If you follow the news a bit, then you probably conclude that single-use plastic is a sub-optimal invention, and that we should reduce its use. But even for the most environmentally conscious people, this is a challenging task. With this guide, we help you get started or step up your game. Simply skip the chapters that are already a piece of cake for you.
Did you know that the very best remedy for environmental anxiety or hopelessness is action? That’s why hello energy organises monthly sustainability challenges. By actively working on solutions, we simultaneously make an impact, and we remain optimistic. In July we’re focussing on plastic.
Some general tips to get started
Track your purchases and uses for a week and jot them down in your notebook
Whenever you (unintentionally) buy or use a SUP, write it down. Categorise these records, for example ‘vegetables’, ‘coffee-to-go’, ‘dining out’, or ‘cleaning’. Alternatively, you can walk around your house and note what SUPs there are.

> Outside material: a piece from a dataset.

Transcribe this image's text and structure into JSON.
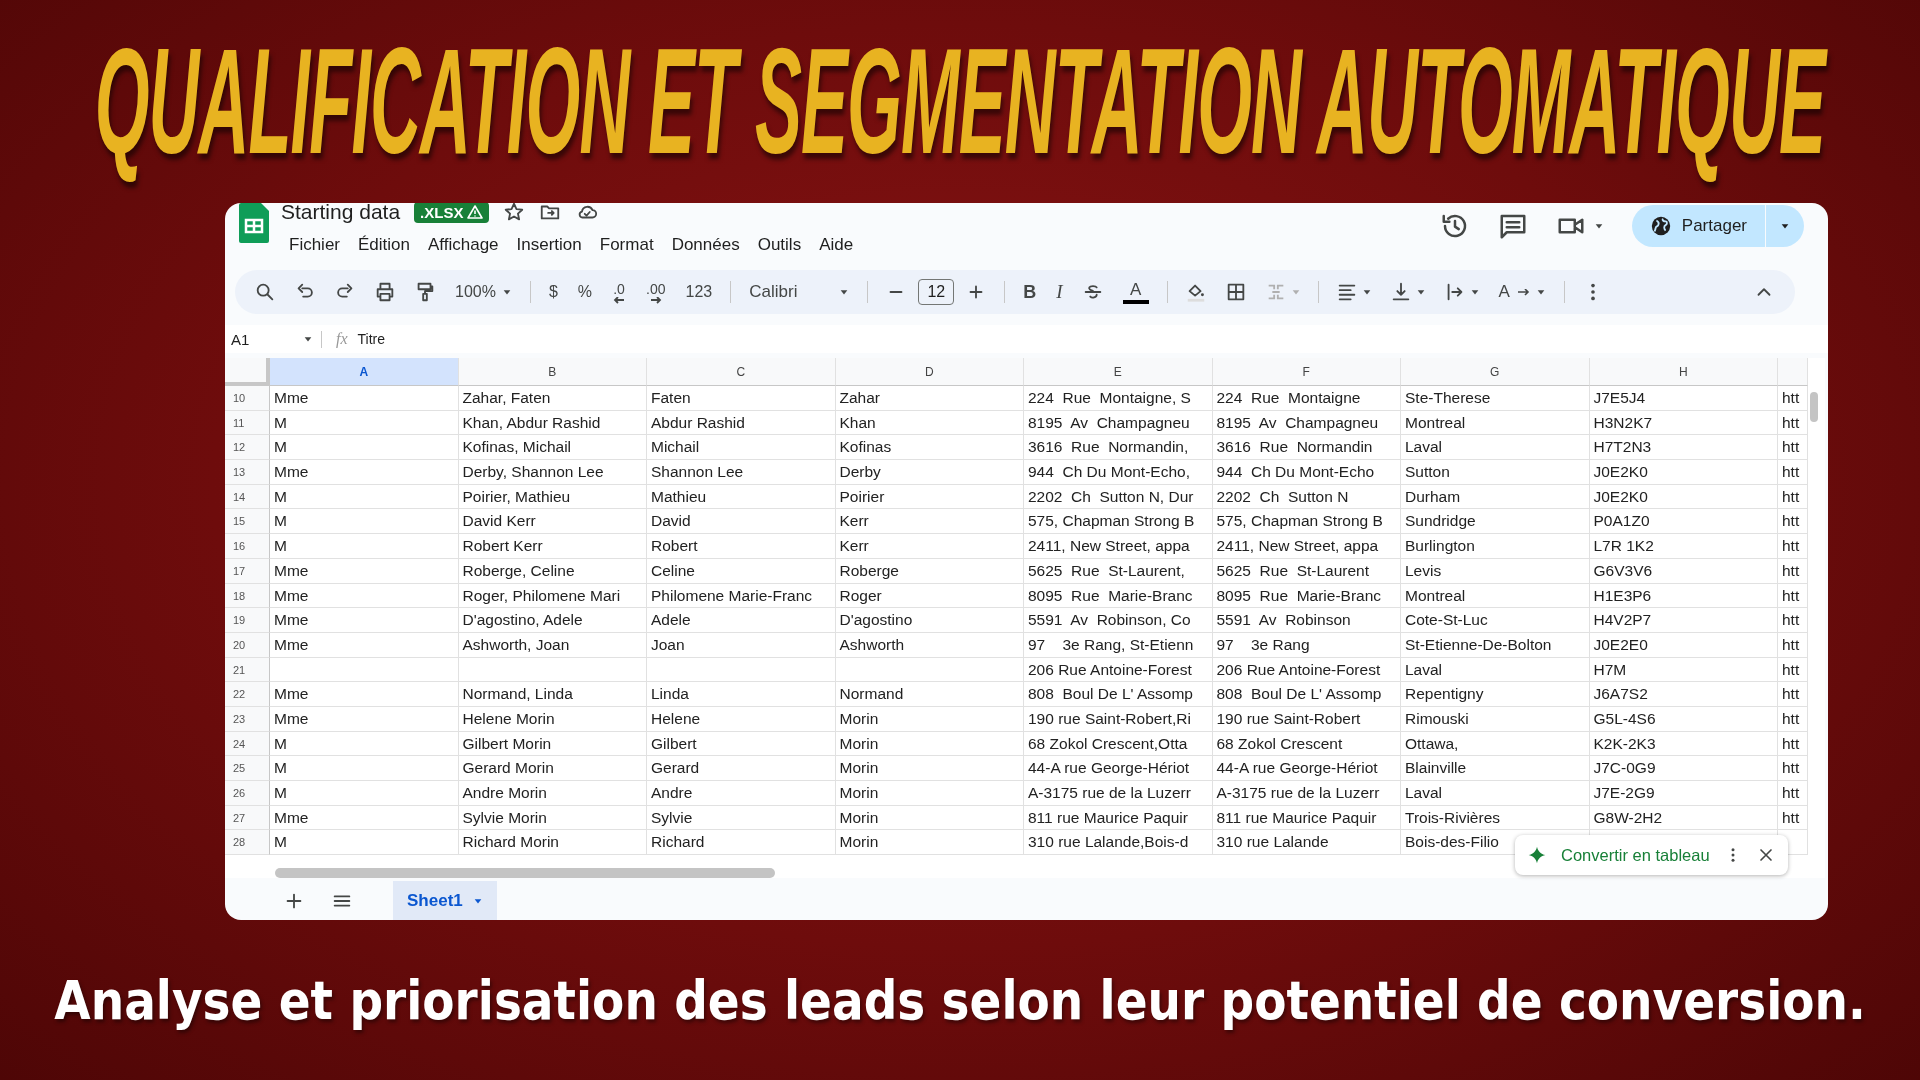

Now you have a better view of your areas for improvement.
Tip: Don’t try to cut all SUPs at once
Don’t try to save the world in a day. Pick one or two SUPs to focus on. You’ll experience how easy this new habit is, which encourages you to take up new SUP-free habits.

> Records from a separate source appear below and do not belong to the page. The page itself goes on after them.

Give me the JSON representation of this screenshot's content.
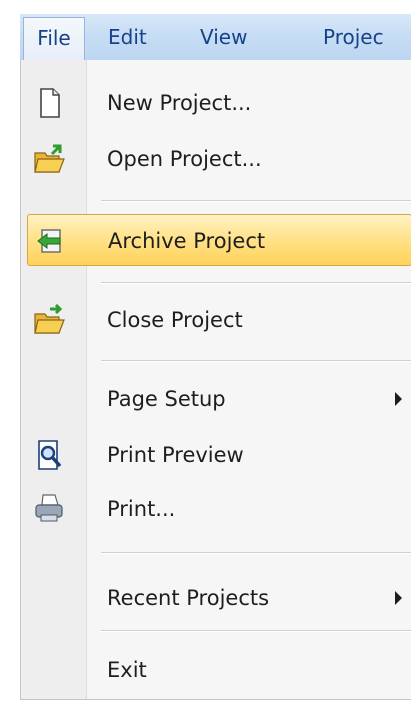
{
  "menubar": {
    "file": "File",
    "edit": "Edit",
    "view": "View",
    "project": "Projec"
  },
  "menu": {
    "new_project": "New Project...",
    "open_project": "Open Project...",
    "archive_project": "Archive Project",
    "close_project": "Close Project",
    "page_setup": "Page Setup",
    "print_preview": "Print Preview",
    "print": "Print...",
    "recent_projects": "Recent Projects",
    "exit": "Exit"
  },
  "icons": {
    "new_project": "blank-page-icon",
    "open_project": "open-folder-icon",
    "archive_project": "archive-arrow-icon",
    "close_project": "close-folder-icon",
    "print_preview": "print-preview-icon",
    "print": "printer-icon"
  },
  "colors": {
    "menubar_text": "#15428b",
    "highlight_top": "#fff3c4",
    "highlight_bottom": "#ffd25a",
    "highlight_border": "#d9a441"
  }
}
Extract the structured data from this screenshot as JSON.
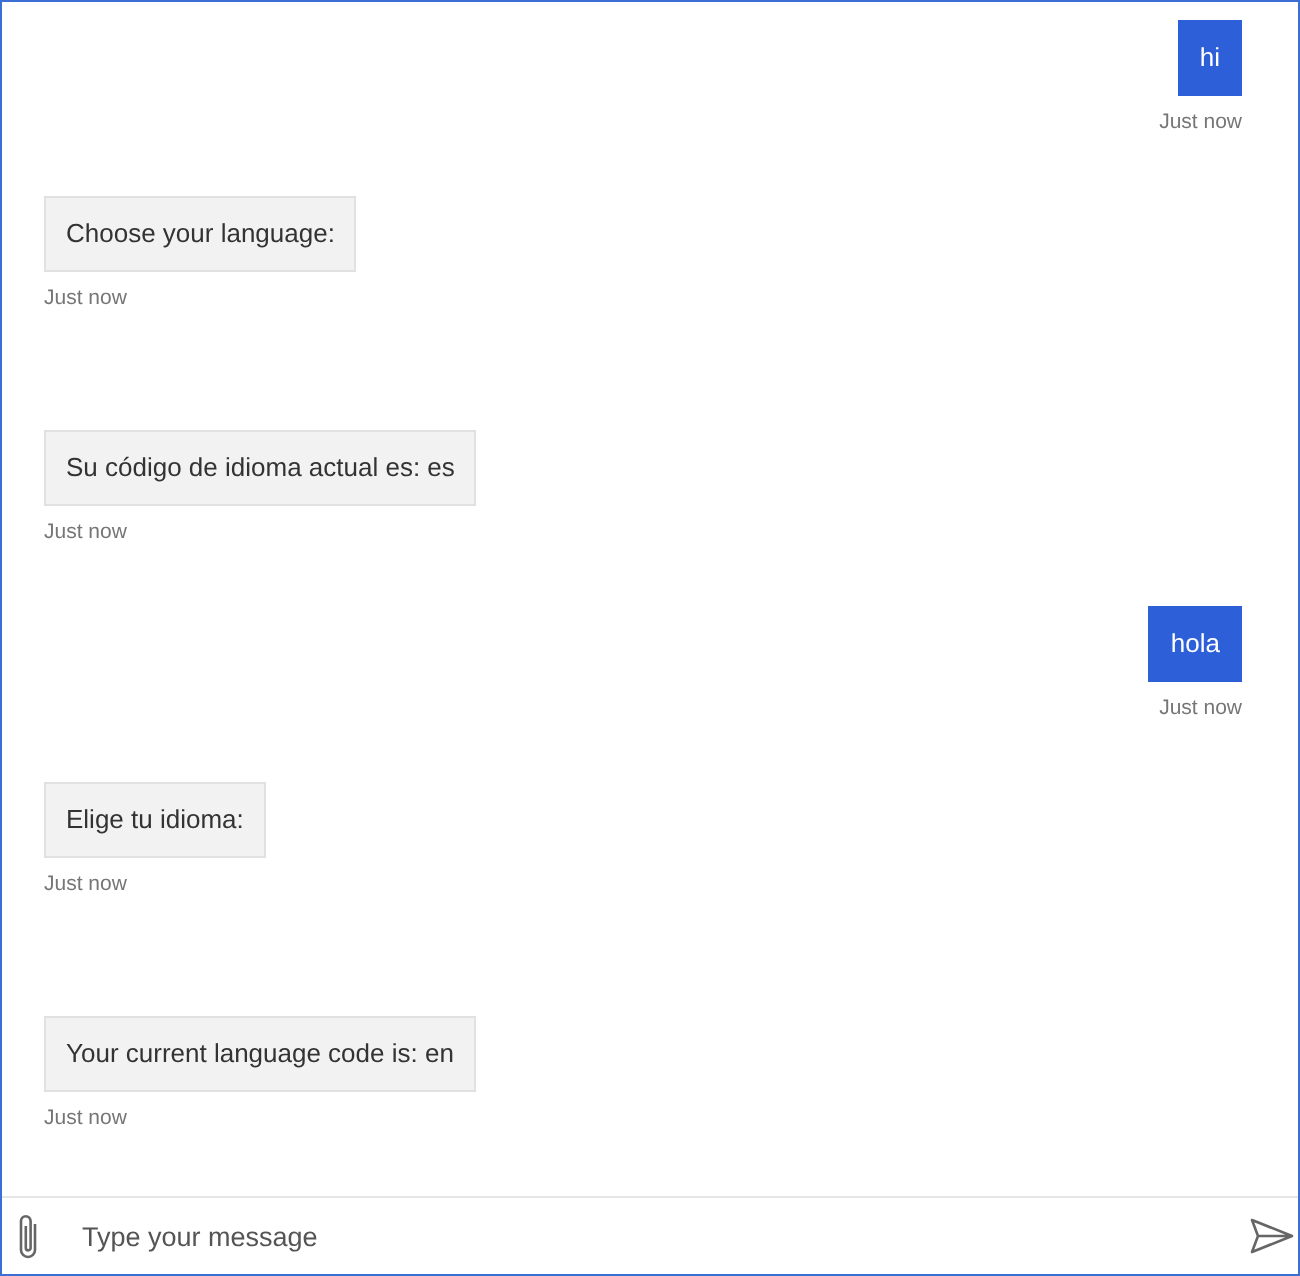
{
  "messages": [
    {
      "kind": "user",
      "text": "hi",
      "timestamp": "Just now"
    },
    {
      "kind": "bot",
      "text": "Choose your language:",
      "timestamp": "Just now"
    },
    {
      "kind": "bot",
      "text": "Su código de idioma actual es: es",
      "timestamp": "Just now"
    },
    {
      "kind": "user",
      "text": "hola",
      "timestamp": "Just now"
    },
    {
      "kind": "bot",
      "text": "Elige tu idioma:",
      "timestamp": "Just now"
    },
    {
      "kind": "bot",
      "text": "Your current language code is: en",
      "timestamp": "Just now"
    }
  ],
  "composer": {
    "placeholder": "Type your message"
  }
}
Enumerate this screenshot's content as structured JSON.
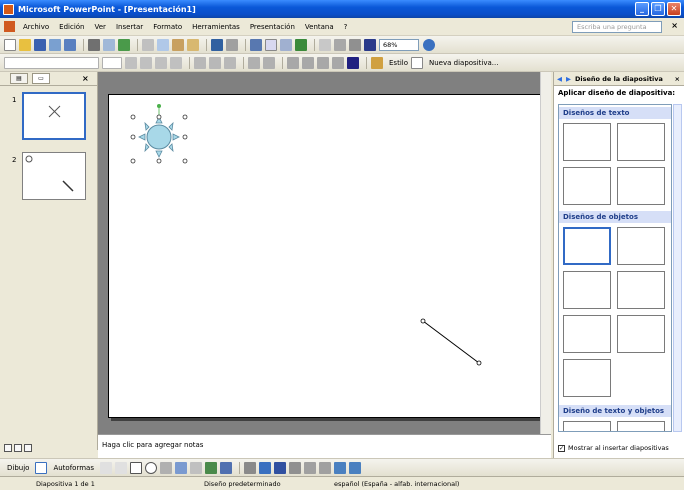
{
  "window": {
    "title": "Microsoft PowerPoint - [Presentación1]"
  },
  "menu": {
    "items": [
      "Archivo",
      "Edición",
      "Ver",
      "Insertar",
      "Formato",
      "Herramientas",
      "Presentación",
      "Ventana",
      "?"
    ],
    "help_placeholder": "Escriba una pregunta"
  },
  "toolbar": {
    "zoom": "68%",
    "design_label": "Estilo",
    "new_slide_label": "Nueva diapositiva..."
  },
  "slides_pane": {
    "slide_numbers": [
      "1",
      "2"
    ]
  },
  "notes": {
    "placeholder": "Haga clic para agregar notas"
  },
  "task_pane": {
    "title": "Diseño de la diapositiva",
    "subtitle": "Aplicar diseño de diapositiva:",
    "sections": [
      "Diseños de texto",
      "Diseños de objetos",
      "Diseño de texto y objetos"
    ],
    "show_on_insert_label": "Mostrar al insertar diapositivas",
    "show_on_insert_checked": true
  },
  "drawing_toolbar": {
    "draw_label": "Dibujo",
    "autoshapes_label": "Autoformas"
  },
  "status": {
    "slide": "Diapositiva 1 de 1",
    "design": "Diseño predeterminado",
    "language": "español (España - alfab. internacional)"
  },
  "colors": {
    "accent": "#316ac5",
    "title_bar": "#0a58d8",
    "section": "#d6dff7"
  }
}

Tip: Carry your reusables with you all the time
Always carry your reusable products – a tote bag, keep cup, refillable bottle, cutlery set and perhaps even your take-away container – with you in your bag. This way, they’re always at hand when you need them.
Single-use plastic-free grocery shopping

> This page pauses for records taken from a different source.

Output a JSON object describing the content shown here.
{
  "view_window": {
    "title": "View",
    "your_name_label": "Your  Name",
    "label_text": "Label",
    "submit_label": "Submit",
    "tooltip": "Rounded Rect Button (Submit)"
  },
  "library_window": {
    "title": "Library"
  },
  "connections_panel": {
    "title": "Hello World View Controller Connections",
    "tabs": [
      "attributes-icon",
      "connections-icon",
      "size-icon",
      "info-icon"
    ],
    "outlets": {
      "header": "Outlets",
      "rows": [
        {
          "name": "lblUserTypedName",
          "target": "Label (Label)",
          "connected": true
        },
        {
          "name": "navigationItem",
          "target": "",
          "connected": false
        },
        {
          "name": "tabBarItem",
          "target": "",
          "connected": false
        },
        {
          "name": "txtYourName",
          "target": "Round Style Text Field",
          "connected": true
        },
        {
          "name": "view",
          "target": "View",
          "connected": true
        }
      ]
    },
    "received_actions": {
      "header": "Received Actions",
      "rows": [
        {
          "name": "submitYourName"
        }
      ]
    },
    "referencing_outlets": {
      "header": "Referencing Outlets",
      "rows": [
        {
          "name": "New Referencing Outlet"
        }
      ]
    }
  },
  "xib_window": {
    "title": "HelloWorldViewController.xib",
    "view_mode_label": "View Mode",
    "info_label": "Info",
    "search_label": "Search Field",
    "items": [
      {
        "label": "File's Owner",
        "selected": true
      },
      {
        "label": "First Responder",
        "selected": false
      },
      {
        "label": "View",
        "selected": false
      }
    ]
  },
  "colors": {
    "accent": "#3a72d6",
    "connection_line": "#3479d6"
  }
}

Let’s start with the hardest of them all: groceries. Our supermarkets are plastic paradises. Even buying a cucumber without a few grams of plastic sometimes seems impossible.
Eat with the seasons
When veggies aren’t in season and are imported, they are often wrapped in plastic to extend their shelf life. So eat what’s in season. Want to learn how? Try Anna Jones’ The Modern Cook’s Year.
Visit the market, local cheese store, bakery and butcher
Markets are probably the easiest place to shop package free. And if it’s not your fancy-pancy gentrifying farmer’s market, it’s often cheaper too! Also your local cheese store, bakery and butcher can sell you their goods plastic-free.
Bring your own
Some SUPs you don’t need: fruit and vegetable plastic bags; bread bags; shopping bags. Bring your own reusable ones.
Choose supermarkets where you can fill your own container with rice, nuts, granola, spices and pasta. If you live in the Netherlands, choose for Pieter Pot.
Buy paper packaged goods
Opt – for example – for the rice in a carton box rather than in a plastic bag.
Single-use plastics in the bathroom
Plastic-free bathrooms are healthier, prettier and often cheaper. A list of ideas:
- Check for microbeads in your selfcare products using the app Beat the Microbead.
- Choose soap and shampoo bars.
- Buy a reusable safety razor rather than those razors that go dull after two shaving sessions.
- Choose reusable feminine hygiene products, like a menstrual cup or washable pads.
- Buy toothpaste tabs instead of toothpaste and choose a high-quality bamboo toothbrush.
- Invest in refillable (glass) bottles for cleaning and care products.
- Deodorant sticks (in paper package) or creme are great alternatives!
- Replace tissues, cotton rounds and cotton buds with washable cloths and buds.
- Choose organic loofahs instead of synthetic bacteria balls.
Single-use plastics in the kitchen and plastic-free cleaning
How much plastic is under your kitchen sink? Probably a lot. But there are alternatives for every budget!
Kinfill, for example. You invest in a few glass bottles once (they’re not cheap) and then you buy refills (comparable to or a tad more expensive than supermarket options).
If this is above your budget, then buy the glass bottles (from whichever brand you like) and refill them with your home-made cleaning products.
Other kitchen plastics
Another round of tips:
- Ditch cling film and go for storage containers (glass ones are healthier) or for beeswax or cloth wraps.
- Don’t have a lid for leftovers? Use an upside-down plate, not cling film.
- Invest in refillables soap bottles or choose soap bars.
- Ban single-use cutlery, plates, and cups from your life.
- Sponges are often made of plastic. Choose a loofah, crocheted cloth or wooden brush.
- Choose filter coffee (using paper filters) rather than coffee in single-use cups. Or use reusable metal cups.
- Line your organic waste bin with newspapers rather than a plastic bag.
Single-use plastic-free out-of-home
The final round of tips, and then you’re ready for your plastic-free life!
- Always carry a keep cup, reusable water bottle, grocery bag, a food container and cutlery in your day bag.
- When you order a drink in a café, mention you don’t need a straw.
- Ask your local coffee shop to introduce a discount when people bring their own take-away cup.
- When you order food, mention you don’t need plastic cutlery and straws.
- There are some startups experimenting with reusable take-away food containers, using a deposit scheme. Like PackBack and SwapBox. Keep an eye on them! And Google whether such initiatives are also available in your area.